"What we saw there at the end," said president of baseball operations Chris Antonetti, "the last five or six pitches were just, 'All right, let's go. I'm going to get after it.' And I think he sequenced his delivery a little bit better. His stuff was a little bit crisper. So, it's a good building block for him."
This was the latest step forward for Bauer, who sustained a stress fracture in his right fibula after being struck on the back of the right foot on Aug. 11 by a comebacker from Jose Abreu. Barring any setbacks, Bauer is scheduled to face hitters on Tuesday, giving him another opportunity to up the adrenaline.
That has been one of the bigger challenges throughout the rehab process for Bauer, who thrives on the intensity of an in-game environment. Saturday's move to the main mound was not only to allow the Indians to gather information via their Trackman system, but to put Bauer in a more game-like setting.
"I know Trev wanted to feel like it was Game 7 today," manager Terry Francona said. "It's about impossible."
Bauer agreed, adding that Tuesday's workout with hitters in the box will hopefully help.
"There's no adrenaline in a bullpen session," Bauer said. "As much as you try to compete with yourself or trick yourself mentally or whatever, it's just not there. So hopefully I can face hitters next, get some people out here talking, and yelling at some hitters, stuff like that. Try to get the adrenaline up. That'd be nice, just to see how everything responds when there's that external input."
Immediately after Saturday's workout, Bauer headed to the video team behind a screen near the backstop and checked on his fastball velocity. He was in the 85-90 mph range, while sitting around 87-88 mph. While Bauer has averaged 93.1 mph on all of his fastballs this year (two-seam, four-seam and cutter) and 94.6 mph on his four-seamer, he said the diminished speed for the bullpen session was typical.
"Majority of the bullpen sessions, even max effort inside, it's like 92 tops," said Bauer, referring to his offseason workouts. "That's a good indication that I'm not super far off, because those are ranges I've been in before, but I have no idea if I'll pick up zero mph in a game situation or seven or 10. I don't know. It's just a complete different scenario than I've ever been in before."
With roughly three weeks remaining until the start of the American League Division Series, the Indians are still weighing whether Bauer will return as a starter or a multi-inning reliever. That decision will continue to depend on how much progress he makes in the coming weeks and how much more he is able to build up his pitch count.
Antonetti said the objective and expectation is that Bauer will be able to get in games before the end of the regular season.

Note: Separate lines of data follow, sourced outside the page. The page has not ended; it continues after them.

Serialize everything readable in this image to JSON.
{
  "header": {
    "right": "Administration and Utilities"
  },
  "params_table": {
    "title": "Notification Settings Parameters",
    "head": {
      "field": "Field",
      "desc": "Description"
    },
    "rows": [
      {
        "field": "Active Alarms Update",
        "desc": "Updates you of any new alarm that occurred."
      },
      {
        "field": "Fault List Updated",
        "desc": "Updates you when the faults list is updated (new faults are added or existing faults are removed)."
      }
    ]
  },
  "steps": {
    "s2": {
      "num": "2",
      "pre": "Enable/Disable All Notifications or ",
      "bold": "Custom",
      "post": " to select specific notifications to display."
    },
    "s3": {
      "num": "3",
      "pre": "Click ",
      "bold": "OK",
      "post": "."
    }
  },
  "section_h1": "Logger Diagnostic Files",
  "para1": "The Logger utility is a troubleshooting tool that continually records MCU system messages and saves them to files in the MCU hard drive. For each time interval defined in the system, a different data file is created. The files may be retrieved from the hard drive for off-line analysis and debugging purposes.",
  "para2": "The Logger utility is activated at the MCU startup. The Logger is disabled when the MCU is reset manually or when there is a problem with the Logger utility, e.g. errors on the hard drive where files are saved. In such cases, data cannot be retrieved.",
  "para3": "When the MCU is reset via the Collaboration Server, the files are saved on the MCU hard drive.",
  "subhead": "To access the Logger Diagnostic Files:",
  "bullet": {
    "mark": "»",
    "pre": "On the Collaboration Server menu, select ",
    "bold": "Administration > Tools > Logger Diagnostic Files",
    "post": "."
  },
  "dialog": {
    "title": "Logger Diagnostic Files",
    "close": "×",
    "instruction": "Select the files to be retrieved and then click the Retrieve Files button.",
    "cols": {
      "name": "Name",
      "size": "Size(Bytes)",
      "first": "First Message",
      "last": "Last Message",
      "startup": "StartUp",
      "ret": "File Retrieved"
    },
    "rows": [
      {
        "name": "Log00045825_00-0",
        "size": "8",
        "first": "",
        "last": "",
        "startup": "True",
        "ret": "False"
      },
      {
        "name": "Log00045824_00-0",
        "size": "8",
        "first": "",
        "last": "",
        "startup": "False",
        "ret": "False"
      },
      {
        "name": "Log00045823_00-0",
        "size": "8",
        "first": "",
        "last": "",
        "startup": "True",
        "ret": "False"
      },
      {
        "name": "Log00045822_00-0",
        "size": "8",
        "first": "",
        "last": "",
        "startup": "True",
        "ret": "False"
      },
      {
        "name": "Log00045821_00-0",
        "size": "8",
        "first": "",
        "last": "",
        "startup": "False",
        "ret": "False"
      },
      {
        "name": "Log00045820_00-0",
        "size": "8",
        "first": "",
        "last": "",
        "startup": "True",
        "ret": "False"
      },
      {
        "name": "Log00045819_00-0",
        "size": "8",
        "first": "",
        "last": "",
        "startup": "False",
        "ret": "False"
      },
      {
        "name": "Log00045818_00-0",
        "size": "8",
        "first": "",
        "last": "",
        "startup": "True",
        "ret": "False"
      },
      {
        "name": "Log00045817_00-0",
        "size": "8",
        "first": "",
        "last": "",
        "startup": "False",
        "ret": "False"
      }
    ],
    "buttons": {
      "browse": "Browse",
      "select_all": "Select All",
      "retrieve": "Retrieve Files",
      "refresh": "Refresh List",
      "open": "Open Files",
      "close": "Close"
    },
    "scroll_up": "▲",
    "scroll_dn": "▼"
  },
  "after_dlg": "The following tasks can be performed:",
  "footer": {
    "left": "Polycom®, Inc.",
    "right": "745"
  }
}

"It's still day to day," Antonetti said. "We'll have to see how he recovers tomorrow, how his body responds to the increased activity today, and then build a plan for the next few days. But, again, today was a really good step in the right direction."
Asked if he has enough time to return as a starter, Bauer said he just wants to return, period.
"That's not my decision. I pitch when they tell me to pitch," he said. "I feel confident that I'll be able to compete and help us win in whatever role that is. I come into Spring Training ready to throw five, six, seven innings. So, I'll make that point clear."